Let’s play another round of Pick the Prof
On March 29, 2006 Duke’s president Richard Brodhead, issued a full, written and unqualified apology to the woman the public then knew only as “the first 911 caller,” but whom Durham Police had known since the night of the lacrosse party was Kim Roberts, the other “exotic dancer” at the party.
That same day “community activists,” in collaboration with some at Duke, circulated the notorious “Vigilante” poster which targeted the white male lacrosse players who rightfully feared for their safety.
Also on March 29 two letters appeared on campus. One was written by the holder of an endowed faculty chair; the other by a Trinity ‘08 undergraduate.
Can you pick which of the two items below was written by the Duke prof?
Item 1 is an excerpt from a letter distributed on campus as an open letter. Item 2 appears here as it was published in The Chronicle.
Item 1 -----
[Where] is the black woman who their violence and raucous witness injured for life? Will she ever sleep well again? And when will the others assaulted by racist epithets while passing 610 Buchanan ever forget that dark moment brought on them by a group of drunken Duke boys?Item 2 ----
Young, white, violent, drunken men among us - implicitly boasted by our athletic directors and administrators - have injured lives. There is scarcely any shame more egregious than one that wraps itself in the pious sentimentalism of liberal rhetoric as though such a wrap really constituted moral and ethical action.
I am appalled at the Durham community and the Duke community's response to the rape allegations.You all picked the prof, didn’t you? Item 1.
I thought that we lived in a society where suspects are innocent until proven guilty? That is clearly not the case. No one has been convicted of a crime, yet already we are having candlelight vigils and banging pots and pans.
My question to the community is this:
Are you going to go up to each member of the lacrosse team and apologize if it is proven that these allegations are totally unfounded?
I think that everyone needs take a step back and ask him- or herself, if you were the one being accused of rape, would you want to be treated like a criminal-even if you hadn't done anything wrong?
Yesterday I heard one student say to another that "this is an alleged rape." The other replied, "Oh, I know it happened."
This is exactly the type of attitude that perpetuates the idea that it no longer matters what you are convicted of-it matters what you are accused of. Similarly, no one knows all the facts; there are rumors circulating, some of which are surely untrue.
As students, we need to just let the authorities, the criminal justice system and ultimately a jury of our peers decide guilt and innocence.
A black female student today said that if this had been a black male and a white female it would have been "guilty until proven innocent." If you believe that is unfair, why would you sit around and do the exact same thing to the lacrosse players?

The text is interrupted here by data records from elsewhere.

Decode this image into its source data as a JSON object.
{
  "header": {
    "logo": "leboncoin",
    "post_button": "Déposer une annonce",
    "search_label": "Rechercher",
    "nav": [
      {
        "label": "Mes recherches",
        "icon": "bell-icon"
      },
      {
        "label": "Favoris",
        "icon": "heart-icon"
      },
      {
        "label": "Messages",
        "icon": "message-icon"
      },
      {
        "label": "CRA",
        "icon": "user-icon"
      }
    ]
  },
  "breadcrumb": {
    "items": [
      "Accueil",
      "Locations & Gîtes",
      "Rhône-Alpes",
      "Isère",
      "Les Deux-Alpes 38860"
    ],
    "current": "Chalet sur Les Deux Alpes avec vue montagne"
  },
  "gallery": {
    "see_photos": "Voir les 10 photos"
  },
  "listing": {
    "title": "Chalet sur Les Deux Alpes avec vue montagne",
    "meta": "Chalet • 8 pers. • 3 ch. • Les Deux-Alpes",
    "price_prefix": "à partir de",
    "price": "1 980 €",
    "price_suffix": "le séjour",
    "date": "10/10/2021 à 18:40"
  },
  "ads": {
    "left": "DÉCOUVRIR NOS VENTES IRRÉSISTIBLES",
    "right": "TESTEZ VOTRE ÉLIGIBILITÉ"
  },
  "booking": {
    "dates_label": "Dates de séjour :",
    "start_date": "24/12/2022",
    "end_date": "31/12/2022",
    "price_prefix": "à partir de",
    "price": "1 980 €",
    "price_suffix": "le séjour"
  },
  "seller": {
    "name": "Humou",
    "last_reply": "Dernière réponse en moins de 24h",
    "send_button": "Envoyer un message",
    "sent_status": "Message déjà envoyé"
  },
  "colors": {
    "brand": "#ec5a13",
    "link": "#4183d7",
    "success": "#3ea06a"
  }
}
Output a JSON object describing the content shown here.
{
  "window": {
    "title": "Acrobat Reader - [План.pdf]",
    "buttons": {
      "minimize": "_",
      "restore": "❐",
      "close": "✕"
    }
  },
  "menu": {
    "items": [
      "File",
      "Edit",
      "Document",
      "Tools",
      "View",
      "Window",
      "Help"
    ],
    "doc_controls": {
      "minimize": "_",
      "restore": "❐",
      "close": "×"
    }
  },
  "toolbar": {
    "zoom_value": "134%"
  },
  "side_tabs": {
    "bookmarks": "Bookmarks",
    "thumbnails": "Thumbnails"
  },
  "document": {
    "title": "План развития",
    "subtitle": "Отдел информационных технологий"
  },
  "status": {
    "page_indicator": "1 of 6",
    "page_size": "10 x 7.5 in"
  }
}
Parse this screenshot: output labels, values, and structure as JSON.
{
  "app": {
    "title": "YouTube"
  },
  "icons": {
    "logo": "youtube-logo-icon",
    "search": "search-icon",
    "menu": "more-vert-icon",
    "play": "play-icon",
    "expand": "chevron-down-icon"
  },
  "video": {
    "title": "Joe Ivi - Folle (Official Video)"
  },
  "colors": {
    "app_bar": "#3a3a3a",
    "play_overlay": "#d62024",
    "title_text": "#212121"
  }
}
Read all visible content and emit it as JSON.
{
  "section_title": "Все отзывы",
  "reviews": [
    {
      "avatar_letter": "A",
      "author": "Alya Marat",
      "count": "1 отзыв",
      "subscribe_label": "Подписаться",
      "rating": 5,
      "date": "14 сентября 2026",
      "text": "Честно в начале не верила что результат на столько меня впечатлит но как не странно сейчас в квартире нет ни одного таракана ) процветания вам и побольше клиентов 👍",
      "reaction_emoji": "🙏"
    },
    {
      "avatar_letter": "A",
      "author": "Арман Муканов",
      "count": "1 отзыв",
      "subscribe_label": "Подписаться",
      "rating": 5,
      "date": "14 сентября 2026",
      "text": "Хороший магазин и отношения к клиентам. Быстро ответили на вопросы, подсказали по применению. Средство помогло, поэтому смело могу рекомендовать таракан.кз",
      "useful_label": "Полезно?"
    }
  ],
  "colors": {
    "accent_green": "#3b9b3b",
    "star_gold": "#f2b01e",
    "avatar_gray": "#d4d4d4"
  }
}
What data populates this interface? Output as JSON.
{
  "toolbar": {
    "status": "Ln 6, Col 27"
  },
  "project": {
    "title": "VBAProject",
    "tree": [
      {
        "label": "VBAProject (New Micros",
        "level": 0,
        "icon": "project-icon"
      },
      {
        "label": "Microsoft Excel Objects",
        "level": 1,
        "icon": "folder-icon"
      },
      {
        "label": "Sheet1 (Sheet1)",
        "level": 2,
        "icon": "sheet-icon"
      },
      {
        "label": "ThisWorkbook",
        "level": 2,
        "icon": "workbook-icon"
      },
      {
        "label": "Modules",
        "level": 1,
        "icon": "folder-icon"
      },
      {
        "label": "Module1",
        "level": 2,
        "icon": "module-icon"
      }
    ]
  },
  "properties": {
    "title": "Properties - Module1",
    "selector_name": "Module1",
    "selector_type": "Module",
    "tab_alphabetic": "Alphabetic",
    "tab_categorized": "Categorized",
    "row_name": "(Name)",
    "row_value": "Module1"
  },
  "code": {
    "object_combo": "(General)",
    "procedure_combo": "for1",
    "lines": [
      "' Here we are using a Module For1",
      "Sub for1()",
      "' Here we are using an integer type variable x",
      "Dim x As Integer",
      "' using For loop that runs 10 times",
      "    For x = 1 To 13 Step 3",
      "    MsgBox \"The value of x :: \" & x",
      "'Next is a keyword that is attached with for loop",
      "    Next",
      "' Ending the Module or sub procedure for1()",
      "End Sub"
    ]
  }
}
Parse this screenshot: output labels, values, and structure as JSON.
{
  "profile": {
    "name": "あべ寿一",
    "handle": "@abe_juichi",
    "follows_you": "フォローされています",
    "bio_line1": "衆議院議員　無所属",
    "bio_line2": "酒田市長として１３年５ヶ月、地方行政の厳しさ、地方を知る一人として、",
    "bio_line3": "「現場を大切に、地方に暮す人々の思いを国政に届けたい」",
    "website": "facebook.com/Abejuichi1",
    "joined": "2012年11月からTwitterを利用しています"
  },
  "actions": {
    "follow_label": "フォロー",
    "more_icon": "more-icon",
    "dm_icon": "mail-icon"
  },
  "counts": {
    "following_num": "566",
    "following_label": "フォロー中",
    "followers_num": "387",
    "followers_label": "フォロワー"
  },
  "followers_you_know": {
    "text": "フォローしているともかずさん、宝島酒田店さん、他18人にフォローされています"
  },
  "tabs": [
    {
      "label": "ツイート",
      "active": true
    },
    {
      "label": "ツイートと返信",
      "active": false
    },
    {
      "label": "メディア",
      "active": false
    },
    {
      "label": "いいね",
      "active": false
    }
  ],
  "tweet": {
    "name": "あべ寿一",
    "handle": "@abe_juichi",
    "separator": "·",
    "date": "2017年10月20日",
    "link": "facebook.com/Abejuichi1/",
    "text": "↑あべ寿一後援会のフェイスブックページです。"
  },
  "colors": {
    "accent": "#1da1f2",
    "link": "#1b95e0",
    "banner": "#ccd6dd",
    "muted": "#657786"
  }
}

I won't sit here and pretend to think that the lacrosse team is entirely a stand-up bunch of guys, but I'm also not ready to burn them at the stake.
And I don't think anyone else should be, either.
Sure, it was Houston Baker, who was subsequently recruited away from Duke by Vanderbilt University.
And do you know what?
President Brodhead and the trustees didn’t have the decency to adopt a resolution thanking Vandy.
The Chronicle letter was written by Ned Samuelson.
At a time when many were as hateful and mendacious as Houston Baker, Ned Samuelson kept his head. He remembered the values and principles which should guide Americans in circumstances such as those occurring on March 29, 2006. And he reminded the rest of us.
Thank you, Ned Samuelson.